Just about everyone knows something about marijuana, if only that it comes
from the hemp plant and that it grows just about everywhere,
except the White House and the bottom of the Red
That’s also about all
that everyone can agree on.
Because marijuana has been a
rod for controversy for years,
a line in
the sand between cultures and classes and
So what kind of a drug
is marijuana? It’s a complicated one, at least.
Although it has a lot of simple-sounding one-syllable nicknames–pot, grass, and weed, among
others–marijuana isn’t a simple drug.
In fact, it isn’t even a single
molecule, like most other drugs, but a mix of 420 different chemicals. And some of them (called
cannabinoids) don’t exist anywhere else except inside the marijuana plant.
The cannabinoid that produces
most of pot’s effects is delta-9 tetrahydrocannabinol, or THC. It triggers a range of effects, from giddiness and euphoria to
impairment of short-term memory. Adverse
effects include anxiety and paranoia.
Since THC is so complex,
the body isn’t able to metabolize
it quickly. Instead, it breaks it down in stages,
so that some breakdown products remain in the body for days after use.
Experts aren’t sure whether
that means pot keeps producing changes in the body after the
high wears off, but certain
effects on memory and performance
may outlast pot’s main drug effects.
Another potential trouble spot
is the lungs. Since pot contains many of the same
cancer-causing chemicals as tobacco (and since pot smokers hold
marijuana smoke in their lungs for a longer time), marijuana
may be as harmful to the lungs as tobacco.

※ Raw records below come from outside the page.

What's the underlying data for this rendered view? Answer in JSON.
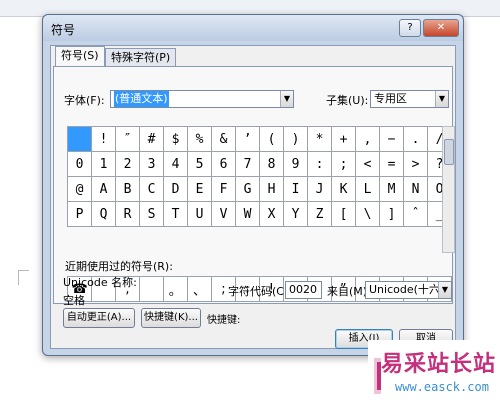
{
  "background": {
    "ribbon_items": [
      "",
      "",
      "",
      "",
      "",
      "",
      ""
    ]
  },
  "dialog": {
    "title": "符号",
    "help_label": "?",
    "close_label": "✕",
    "tabs": [
      {
        "label": "符号(S)",
        "active": true
      },
      {
        "label": "特殊字符(P)",
        "active": false
      }
    ],
    "font_label": "字体(F):",
    "font_value": "(普通文本)",
    "subset_label": "子集(U):",
    "subset_value": "专用区",
    "symbol_grid": [
      [
        " ",
        "!",
        "″",
        "#",
        "$",
        "%",
        "&",
        "’",
        "(",
        ")",
        "*",
        "+",
        ",",
        "−",
        ".",
        "/"
      ],
      [
        "0",
        "1",
        "2",
        "3",
        "4",
        "5",
        "6",
        "7",
        "8",
        "9",
        ":",
        ";",
        "<",
        "=",
        ">",
        "?"
      ],
      [
        "@",
        "A",
        "B",
        "C",
        "D",
        "E",
        "F",
        "G",
        "H",
        "I",
        "J",
        "K",
        "L",
        "M",
        "N",
        "O"
      ],
      [
        "P",
        "Q",
        "R",
        "S",
        "T",
        "U",
        "V",
        "W",
        "X",
        "Y",
        "Z",
        "[",
        "\\",
        "]",
        "ˆ",
        "_"
      ]
    ],
    "recent_label": "近期使用过的符号(R):",
    "recent_symbols": [
      "☎",
      "",
      ",",
      "",
      "。",
      "、",
      ";",
      ":",
      "!",
      "?",
      "“",
      "”",
      "(",
      "【",
      ")",
      "%"
    ],
    "unicode_name_label": "Unicode 名称:",
    "unicode_name_value": "空格",
    "char_code_label": "字符代码(C):",
    "char_code_value": "0020",
    "from_label": "来自(M):",
    "from_value": "Unicode(十六进",
    "autocorrect_button": "自动更正(A)...",
    "shortcut_button": "快捷键(K)...",
    "shortcut_label": "快捷键:",
    "insert_button": "插入(I)",
    "cancel_button": "取消"
  },
  "watermark": {
    "text": "易采站长站",
    "url": "www.easck.com"
  },
  "colors": {
    "selection": "#3399ff",
    "dialog_frame": "#c6d4e8",
    "close_button": "#c5452b",
    "watermark_text": "#c4307c",
    "watermark_url": "#3b8fd3"
  }
}
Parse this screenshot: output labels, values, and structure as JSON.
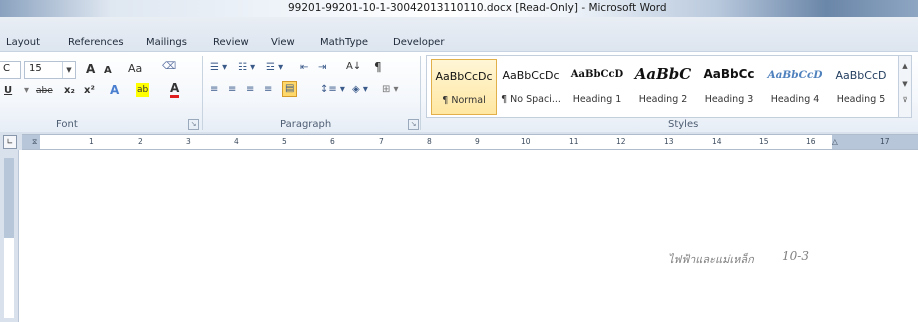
{
  "window": {
    "title": "99201-99201-10-1-30042013110110.docx [Read-Only] - Microsoft Word"
  },
  "tabs": [
    "Layout",
    "References",
    "Mailings",
    "Review",
    "View",
    "MathType",
    "Developer"
  ],
  "font_group": {
    "font_name": "C",
    "font_size": "15",
    "label": "Font",
    "buttons": {
      "grow": "A",
      "shrink": "A",
      "change_case": "Aa",
      "clear": "ᴬᴮ",
      "underline": "U",
      "strike": "abe",
      "subscript": "x₂",
      "superscript": "x²",
      "effects": "A",
      "highlight": "ab",
      "color": "A"
    }
  },
  "paragraph_group": {
    "label": "Paragraph",
    "sort": "A↓",
    "pilcrow": "¶"
  },
  "styles_group": {
    "label": "Styles",
    "items": [
      {
        "sample": "AaBbCcDc",
        "name": "¶ Normal"
      },
      {
        "sample": "AaBbCcDc",
        "name": "¶ No Spaci..."
      },
      {
        "sample": "AaBbCcD",
        "name": "Heading 1"
      },
      {
        "sample": "AaBbC",
        "name": "Heading 2"
      },
      {
        "sample": "AaBbCc",
        "name": "Heading 3"
      },
      {
        "sample": "AaBbCcD",
        "name": "Heading 4"
      },
      {
        "sample": "AaBbCcD",
        "name": "Heading 5"
      }
    ]
  },
  "ruler": {
    "ticks": [
      "1",
      "2",
      "3",
      "4",
      "5",
      "6",
      "7",
      "8",
      "9",
      "10",
      "11",
      "12",
      "13",
      "14",
      "15",
      "16",
      "17"
    ]
  },
  "document": {
    "header_text": "ไฟฟ้าและแม่เหล็ก",
    "header_number": "10-3"
  },
  "colors": {
    "ribbon_bg": "#f4f7fb",
    "selected_style": "#ffe7a2",
    "header_text": "#7f7f7f"
  }
}
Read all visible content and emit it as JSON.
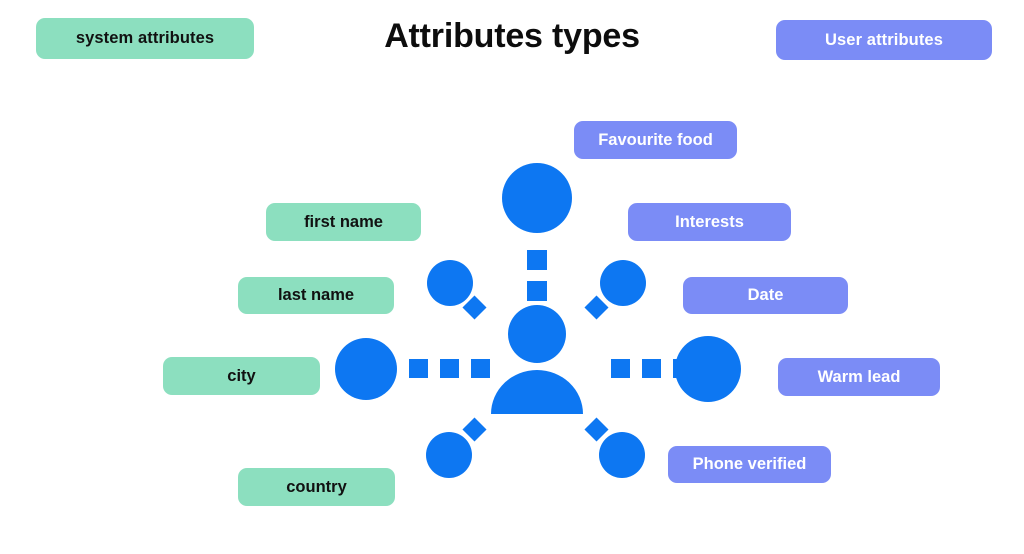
{
  "header": {
    "title": "Attributes types",
    "legend_left": "system attributes",
    "legend_right": "User attributes"
  },
  "colors": {
    "system_attribute": "#8CDFBF",
    "user_attribute": "#7B8CF6",
    "node_blue": "#0D77F2",
    "title_text": "#0D0D0D",
    "background": "#FFFFFF"
  },
  "diagram": {
    "center_icon": "user-person-icon",
    "system_attributes": [
      {
        "label": "first name"
      },
      {
        "label": "last name"
      },
      {
        "label": "city"
      },
      {
        "label": "country"
      }
    ],
    "user_attributes": [
      {
        "label": "Favourite food"
      },
      {
        "label": "Interests"
      },
      {
        "label": "Date"
      },
      {
        "label": "Warm lead"
      },
      {
        "label": "Phone verified"
      }
    ]
  }
}
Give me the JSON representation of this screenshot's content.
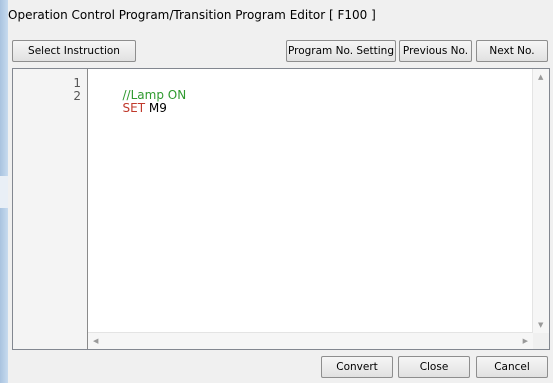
{
  "window": {
    "title": "Operation Control Program/Transition Program Editor [ F100 ]"
  },
  "toolbar": {
    "select_instruction_label": "Select Instruction",
    "program_no_setting_label": "Program No. Setting",
    "previous_no_label": "Previous No.",
    "next_no_label": "Next No."
  },
  "editor": {
    "lines": [
      {
        "number": "1",
        "segments": [
          {
            "text": "//Lamp ON",
            "kind": "comment"
          }
        ]
      },
      {
        "number": "2",
        "segments": [
          {
            "text": "SET",
            "kind": "keyword"
          },
          {
            "text": " M9",
            "kind": "text"
          }
        ]
      }
    ],
    "colors": {
      "comment": "#2f9a2f",
      "keyword": "#c0392b",
      "text": "#000000"
    }
  },
  "footer": {
    "convert_label": "Convert",
    "close_label": "Close",
    "cancel_label": "Cancel"
  },
  "icons": [
    "scroll-up-arrow-icon",
    "scroll-down-arrow-icon",
    "scroll-left-arrow-icon",
    "scroll-right-arrow-icon"
  ]
}
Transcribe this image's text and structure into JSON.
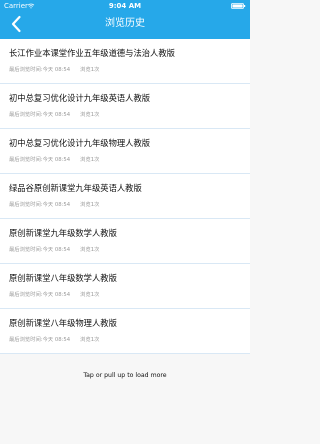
{
  "status_bar": {
    "carrier": "Carrier",
    "time": "9:04 AM"
  },
  "header": {
    "title": "浏览历史"
  },
  "history": [
    {
      "title": "长江作业本课堂作业五年级道德与法治人教版",
      "last_view": "最后浏览时间:今天 08:54",
      "count": "浏览1次"
    },
    {
      "title": "初中总复习优化设计九年级英语人教版",
      "last_view": "最后浏览时间:今天 08:54",
      "count": "浏览1次"
    },
    {
      "title": "初中总复习优化设计九年级物理人教版",
      "last_view": "最后浏览时间:今天 08:54",
      "count": "浏览1次"
    },
    {
      "title": "绿品谷原创新课堂九年级英语人教版",
      "last_view": "最后浏览时间:今天 08:54",
      "count": "浏览1次"
    },
    {
      "title": "原创新课堂九年级数学人教版",
      "last_view": "最后浏览时间:今天 08:54",
      "count": "浏览1次"
    },
    {
      "title": "原创新课堂八年级数学人教版",
      "last_view": "最后浏览时间:今天 08:54",
      "count": "浏览1次"
    },
    {
      "title": "原创新课堂八年级物理人教版",
      "last_view": "最后浏览时间:今天 08:54",
      "count": "浏览1次"
    }
  ],
  "footer": {
    "load_more": "Tap or pull up to load more"
  }
}
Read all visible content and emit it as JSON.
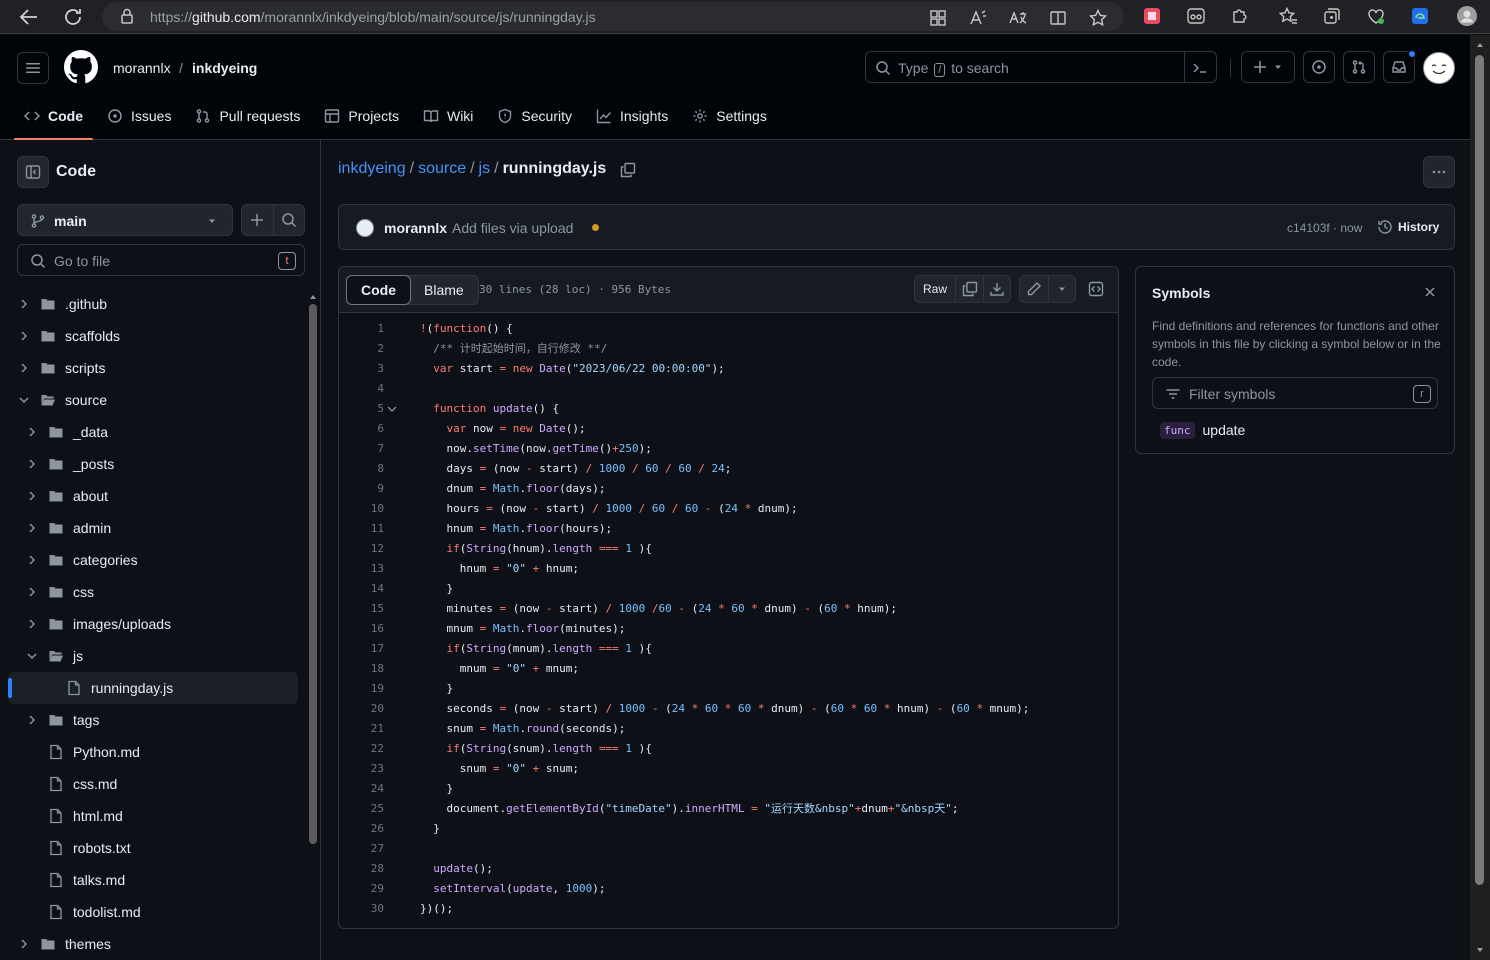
{
  "browser": {
    "url_prefix": "https://",
    "url_host": "github.com",
    "url_path": "/morannlx/inkdyeing/blob/main/source/js/runningday.js"
  },
  "header": {
    "owner": "morannlx",
    "separator": "/",
    "repo": "inkdyeing",
    "search_placeholder_before": "Type",
    "search_key": "/",
    "search_placeholder_after": "to search"
  },
  "tabs": [
    {
      "label": "Code",
      "icon": "code-icon"
    },
    {
      "label": "Issues",
      "icon": "issue-icon"
    },
    {
      "label": "Pull requests",
      "icon": "pull-request-icon"
    },
    {
      "label": "Projects",
      "icon": "table-icon"
    },
    {
      "label": "Wiki",
      "icon": "book-icon"
    },
    {
      "label": "Security",
      "icon": "shield-icon"
    },
    {
      "label": "Insights",
      "icon": "graph-icon"
    },
    {
      "label": "Settings",
      "icon": "gear-icon"
    }
  ],
  "sidebar": {
    "title": "Code",
    "branch": "main",
    "goto_placeholder": "Go to file",
    "goto_key": "t",
    "tree": [
      {
        "name": ".github",
        "type": "dir",
        "depth": 0,
        "open": false
      },
      {
        "name": "scaffolds",
        "type": "dir",
        "depth": 0,
        "open": false
      },
      {
        "name": "scripts",
        "type": "dir",
        "depth": 0,
        "open": false
      },
      {
        "name": "source",
        "type": "dir",
        "depth": 0,
        "open": true
      },
      {
        "name": "_data",
        "type": "dir",
        "depth": 1,
        "open": false
      },
      {
        "name": "_posts",
        "type": "dir",
        "depth": 1,
        "open": false
      },
      {
        "name": "about",
        "type": "dir",
        "depth": 1,
        "open": false
      },
      {
        "name": "admin",
        "type": "dir",
        "depth": 1,
        "open": false
      },
      {
        "name": "categories",
        "type": "dir",
        "depth": 1,
        "open": false
      },
      {
        "name": "css",
        "type": "dir",
        "depth": 1,
        "open": false
      },
      {
        "name": "images/uploads",
        "type": "dir",
        "depth": 1,
        "open": false
      },
      {
        "name": "js",
        "type": "dir",
        "depth": 1,
        "open": true
      },
      {
        "name": "runningday.js",
        "type": "file",
        "depth": 2,
        "selected": true
      },
      {
        "name": "tags",
        "type": "dir",
        "depth": 1,
        "open": false
      },
      {
        "name": "Python.md",
        "type": "file",
        "depth": 1
      },
      {
        "name": "css.md",
        "type": "file",
        "depth": 1
      },
      {
        "name": "html.md",
        "type": "file",
        "depth": 1
      },
      {
        "name": "robots.txt",
        "type": "file",
        "depth": 1
      },
      {
        "name": "talks.md",
        "type": "file",
        "depth": 1
      },
      {
        "name": "todolist.md",
        "type": "file",
        "depth": 1
      },
      {
        "name": "themes",
        "type": "dir",
        "depth": 0,
        "open": false
      }
    ]
  },
  "path": {
    "repo": "inkdyeing",
    "dir1": "source",
    "dir2": "js",
    "file": "runningday.js",
    "sep": "/"
  },
  "commit": {
    "user": "morannlx",
    "message": "Add files via upload",
    "sha_time": "c14103f · now",
    "history_label": "History"
  },
  "file_view": {
    "tab_code": "Code",
    "tab_blame": "Blame",
    "info": "30 lines (28 loc) · 956 Bytes",
    "raw_label": "Raw"
  },
  "code_lines": [
    "!(function() {",
    "  /** 计时起始时间，自行修改 **/",
    "  var start = new Date(\"2023/06/22 00:00:00\");",
    "",
    "  function update() {",
    "    var now = new Date();",
    "    now.setTime(now.getTime()+250);",
    "    days = (now - start) / 1000 / 60 / 60 / 24;",
    "    dnum = Math.floor(days);",
    "    hours = (now - start) / 1000 / 60 / 60 - (24 * dnum);",
    "    hnum = Math.floor(hours);",
    "    if(String(hnum).length === 1 ){",
    "      hnum = \"0\" + hnum;",
    "    }",
    "    minutes = (now - start) / 1000 /60 - (24 * 60 * dnum) - (60 * hnum);",
    "    mnum = Math.floor(minutes);",
    "    if(String(mnum).length === 1 ){",
    "      mnum = \"0\" + mnum;",
    "    }",
    "    seconds = (now - start) / 1000 - (24 * 60 * 60 * dnum) - (60 * 60 * hnum) - (60 * mnum);",
    "    snum = Math.round(seconds);",
    "    if(String(snum).length === 1 ){",
    "      snum = \"0\" + snum;",
    "    }",
    "    document.getElementById(\"timeDate\").innerHTML = \"运行天数&nbsp\"+dnum+\"&nbsp天\";",
    "  }",
    "",
    "  update();",
    "  setInterval(update, 1000);",
    "})();"
  ],
  "symbols": {
    "title": "Symbols",
    "description": "Find definitions and references for functions and other symbols in this file by clicking a symbol below or in the code.",
    "filter_placeholder": "Filter symbols",
    "filter_key": "r",
    "items": [
      {
        "kind": "func",
        "name": "update"
      }
    ]
  },
  "colors": {
    "accent_blue": "#4493f8",
    "tab_underline": "#f78166",
    "commit_dot": "#d29922"
  }
}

It might also affect the way
we think and feel in other ways.
Some researchers think that pot
reduces the drive for achievement,
to set and meet personal goals. Others aren’t sure,
since goals change as our lives change. They argue that marijuana
use is more likely a reflection, rather than a cause,
of shifting personal priorities.
But regardless of whether pot
causes (or only reflects) these kinds of changes, heavy smokers
can seem almost like spectators in their own lives, watching opportunities
go by like a Beavis
and Butt-head marathon on
This may be pot’s most serious
potential effect of all. Because if you’re already
high, you don’t have to do anything to feel good, which
may seem cool, while you’re high. But when you
come down, you come back to the same problems
as before, only more so, because you haven’t been
doing anything to make things better.
That’s why marijuana can be a
trap–a soft, fuzzy,
funny kind of trap–to people who use it all
the time. And even though it’s soft and fuzzy and usually feels good, it’s still a trap if you can’t get out.
And too many heavy pot users forget
how to get out.